There is anecdotal evidence that banks in India have been financing distressed firms to delay the recognition of bad loans. Extending credit to firms that face temporary financial stress may be critical for keeping them operational and reviving them. However, lending to firms that are highly distressed and have little or no ability to repay these loans is tantamount to throwing good money after bad. This reduces the supply of bank credit to healthy, more productive firms; hides the true extent of balance sheet impairment; and delays resolution of firms’ distress. Such delays may increase the eventual losses faced by banks. We find preliminary evidence that banks have indeed been lending to highly distressed firms, a large fraction of which may have been economically unviable.
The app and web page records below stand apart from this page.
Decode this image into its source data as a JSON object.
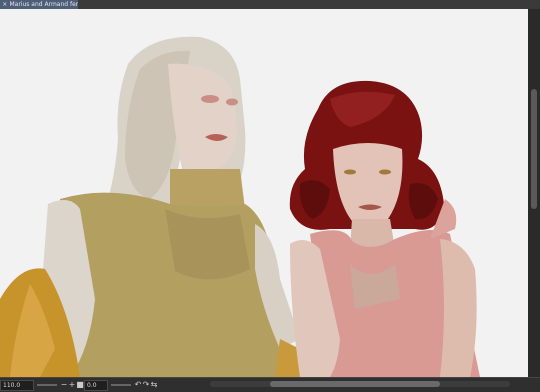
{
  "document_tab": {
    "title": "Marius and Armand fem*",
    "close_icon": "close-icon"
  },
  "status_bar": {
    "zoom_value": "110.0",
    "zoom_out_symbol": "−",
    "zoom_in_symbol": "+",
    "rotation_value": "0.0"
  },
  "colors": {
    "canvas_bg": "#f2f2f3",
    "tab_active": "#4e5d78"
  }
}
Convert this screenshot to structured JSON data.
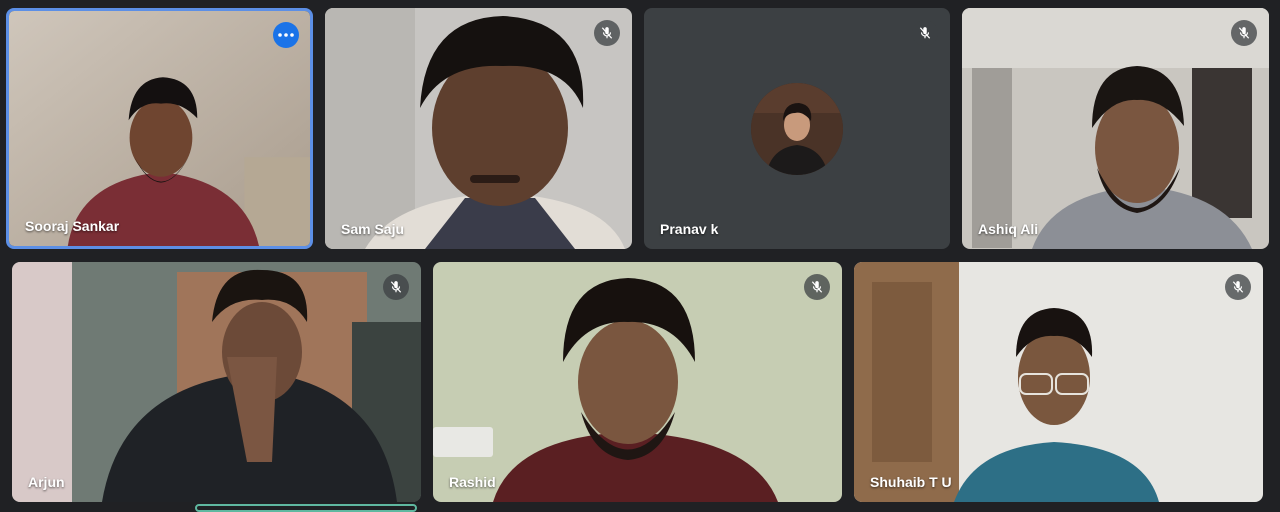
{
  "participants": [
    {
      "name": "Sooraj Sankar",
      "active": true,
      "muted": false,
      "icon": "more-options-icon"
    },
    {
      "name": "Sam Saju",
      "active": false,
      "muted": true,
      "icon": "mic-off-icon"
    },
    {
      "name": "Pranav k",
      "active": false,
      "muted": true,
      "icon": "mic-off-icon",
      "camera": "off"
    },
    {
      "name": "Ashiq Ali",
      "active": false,
      "muted": true,
      "icon": "mic-off-icon"
    },
    {
      "name": "Arjun",
      "active": false,
      "muted": true,
      "icon": "mic-off-icon"
    },
    {
      "name": "Rashid",
      "active": false,
      "muted": true,
      "icon": "mic-off-icon"
    },
    {
      "name": "Shuhaib T U",
      "active": false,
      "muted": true,
      "icon": "mic-off-icon"
    }
  ],
  "colors": {
    "background": "#202124",
    "active_border": "#5c8fe6",
    "more_button": "#1a73e8",
    "camera_off_tile": "#3c4043"
  }
}
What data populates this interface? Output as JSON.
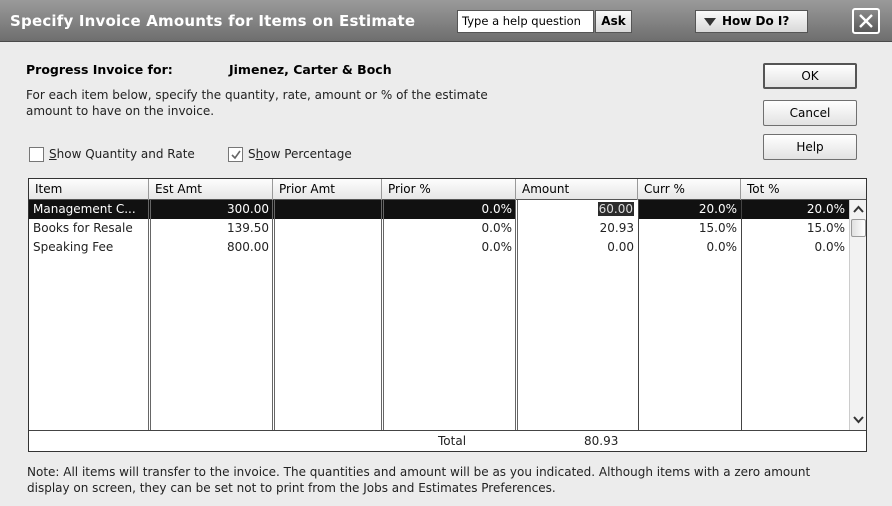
{
  "window": {
    "title": "Specify Invoice Amounts for Items on Estimate",
    "help_placeholder": "Type a help question",
    "ask_label": "Ask",
    "howdoi_label": "How Do I?"
  },
  "header": {
    "progress_label": "Progress Invoice for:",
    "customer": "Jimenez, Carter & Boch",
    "instructions_line1": "For each item below, specify the quantity, rate, amount or % of the estimate",
    "instructions_line2": "amount to have on the invoice."
  },
  "options": {
    "show_qty_rate": {
      "label_pre": "",
      "label_u": "S",
      "label_post": "how Quantity and Rate",
      "checked": false
    },
    "show_percentage": {
      "label_pre": "S",
      "label_u": "h",
      "label_post": "ow Percentage",
      "checked": true
    }
  },
  "buttons": {
    "ok": "OK",
    "cancel": "Cancel",
    "help": "Help"
  },
  "table": {
    "columns": [
      "Item",
      "Est Amt",
      "Prior Amt",
      "Prior %",
      "Amount",
      "Curr %",
      "Tot %"
    ],
    "rows": [
      {
        "item": "Management C...",
        "est_amt": "300.00",
        "prior_amt": "",
        "prior_pct": "0.0%",
        "amount": "60.00",
        "curr_pct": "20.0%",
        "tot_pct": "20.0%"
      },
      {
        "item": "Books for Resale",
        "est_amt": "139.50",
        "prior_amt": "",
        "prior_pct": "0.0%",
        "amount": "20.93",
        "curr_pct": "15.0%",
        "tot_pct": "15.0%"
      },
      {
        "item": "Speaking Fee",
        "est_amt": "800.00",
        "prior_amt": "",
        "prior_pct": "0.0%",
        "amount": "0.00",
        "curr_pct": "0.0%",
        "tot_pct": "0.0%"
      }
    ],
    "total_label": "Total",
    "total_amount": "80.93"
  },
  "note": {
    "line1": "Note: All items will transfer to the invoice. The quantities and amount will be as you indicated. Although items with a zero amount",
    "line2": "display on screen, they can be set not to print from the Jobs and Estimates Preferences."
  }
}
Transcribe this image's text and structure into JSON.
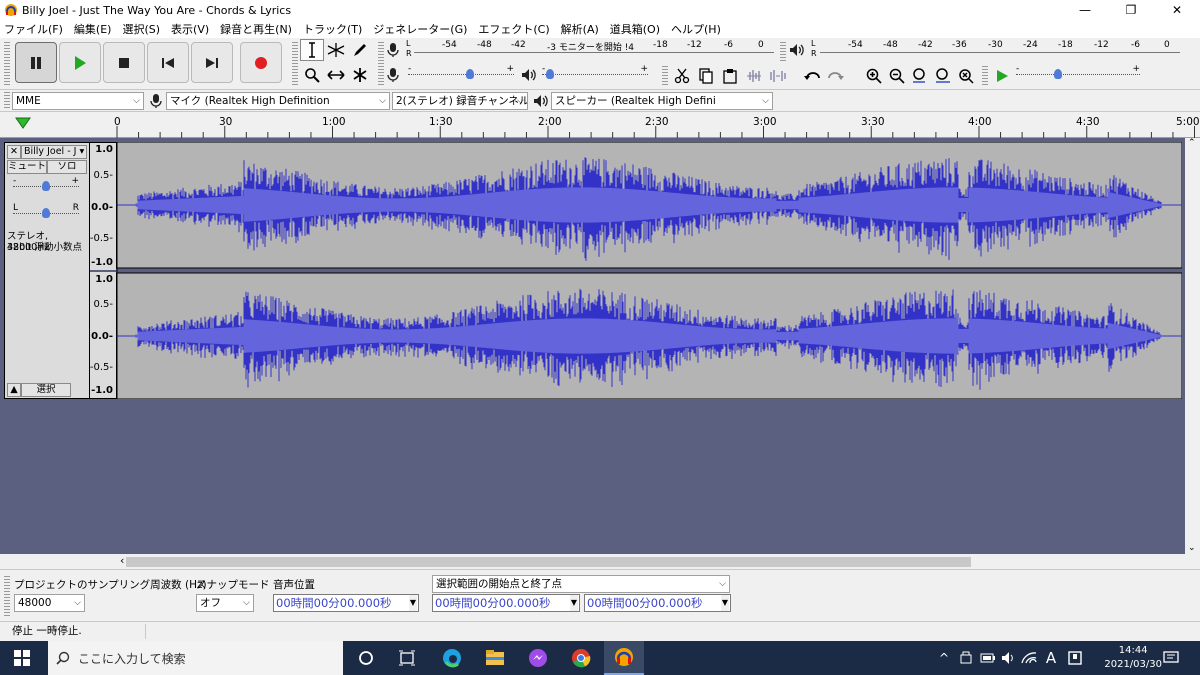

Unlike developed countries, corporate distress in India is not identifiable from market mechanisms. To identify distress, we look at firms that were referred to the Corporate Debt Restructuring (CDR) mechanism. Initiated in 2001 by the Reserve Bank of India (RBI), the CDR scheme was aimed at alleviating distress in economically viable firms, and through this, control the rising non-performing assets (NPA) on banks’ balance sheets. In the wake of the 2008 global financial crisis, the RBI provided regulatory forbearance to the scheme, permitting banks to hold lower provisions against loans given to CDR firms. Using a sample of 114 firms referred to the CDR forum during 2008-2012, we analyse the financial health of firms and the evolution of their bank-borrowing patterns before and after they received CDR.